_HOW TO COMPLETE THIS TASK_
Please produce a character-exact copy of the listing that follows, omitting all images.

_THE DATA_
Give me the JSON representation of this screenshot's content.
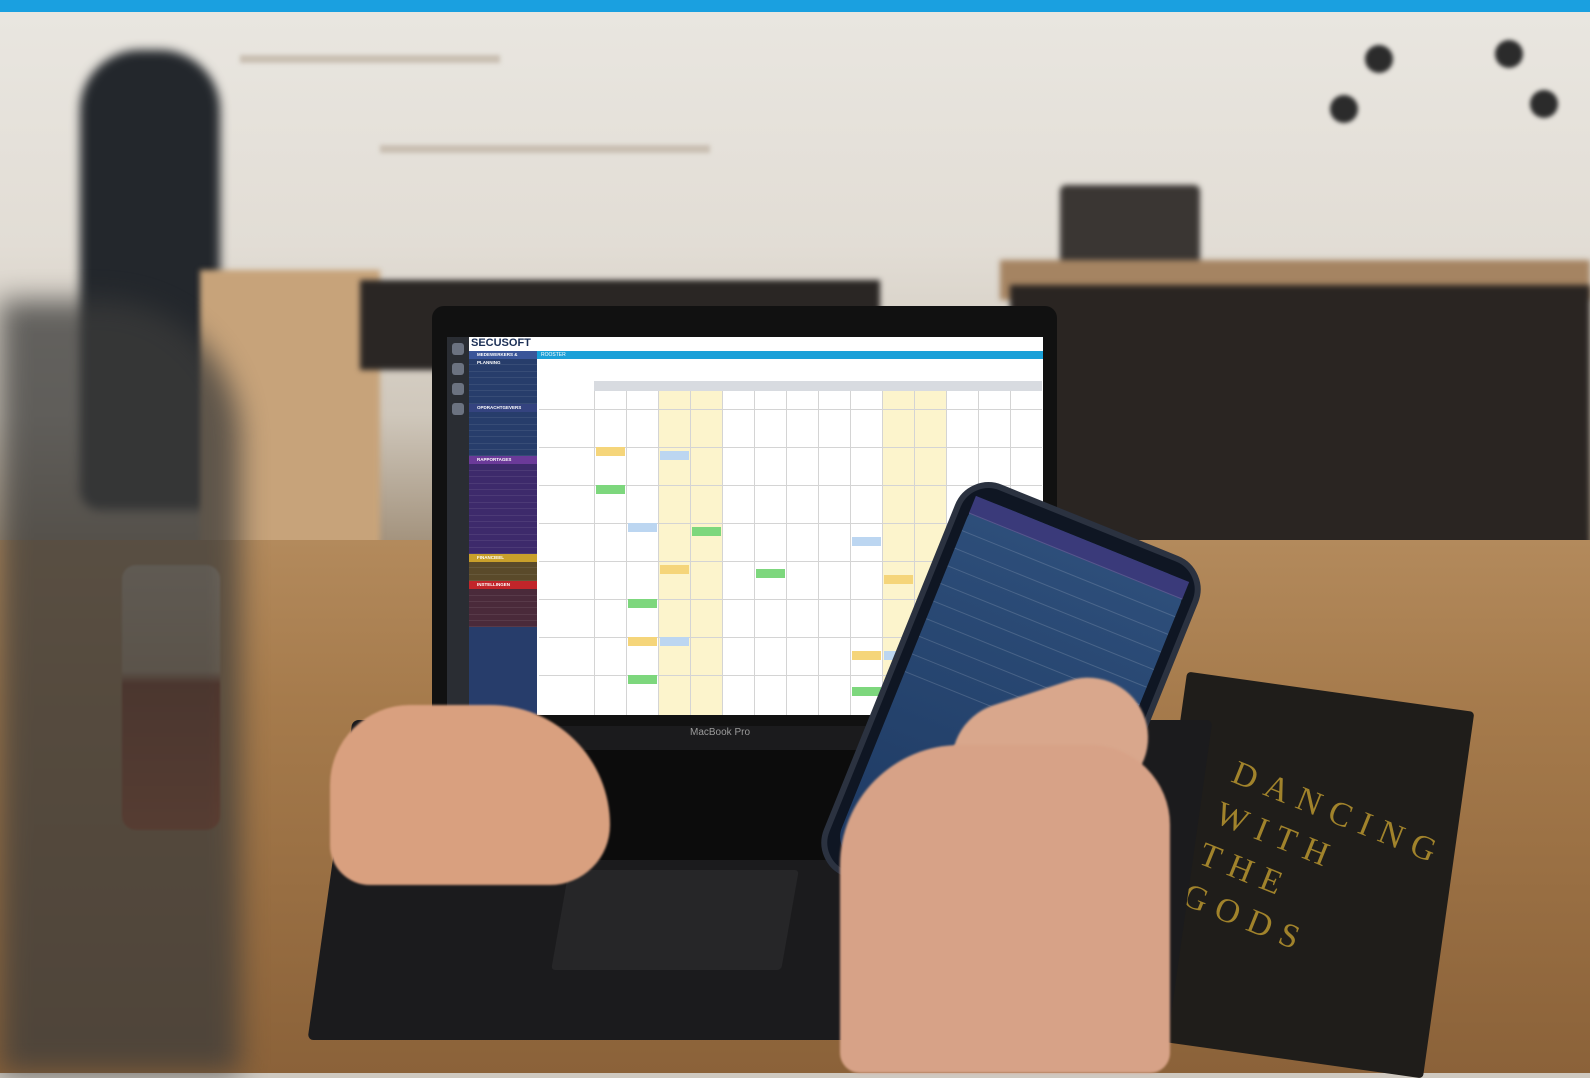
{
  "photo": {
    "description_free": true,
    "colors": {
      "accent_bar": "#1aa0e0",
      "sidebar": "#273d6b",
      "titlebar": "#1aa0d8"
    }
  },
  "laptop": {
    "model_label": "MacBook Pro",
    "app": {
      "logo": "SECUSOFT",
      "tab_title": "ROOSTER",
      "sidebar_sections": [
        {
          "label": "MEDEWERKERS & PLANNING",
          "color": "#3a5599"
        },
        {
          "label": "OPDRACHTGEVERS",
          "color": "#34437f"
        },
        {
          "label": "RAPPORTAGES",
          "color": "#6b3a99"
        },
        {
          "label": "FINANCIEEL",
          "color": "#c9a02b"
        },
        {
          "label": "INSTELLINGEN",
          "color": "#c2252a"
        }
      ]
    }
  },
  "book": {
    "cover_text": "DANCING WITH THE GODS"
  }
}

_SOLUTION FOR THIS PROBLEM_
Give me the JSON representation of this screenshot's content.
{
  "photo": {
    "description_free": true,
    "colors": {
      "accent_bar": "#1aa0e0",
      "sidebar": "#273d6b",
      "titlebar": "#1aa0d8"
    }
  },
  "laptop": {
    "model_label": "MacBook Pro",
    "app": {
      "logo": "SECUSOFT",
      "tab_title": "ROOSTER",
      "sidebar_sections": [
        {
          "label": "MEDEWERKERS & PLANNING",
          "color": "#3a5599"
        },
        {
          "label": "OPDRACHTGEVERS",
          "color": "#34437f"
        },
        {
          "label": "RAPPORTAGES",
          "color": "#6b3a99"
        },
        {
          "label": "FINANCIEEL",
          "color": "#c9a02b"
        },
        {
          "label": "INSTELLINGEN",
          "color": "#c2252a"
        }
      ]
    }
  },
  "book": {
    "cover_text": "DANCING WITH THE GODS"
  }
}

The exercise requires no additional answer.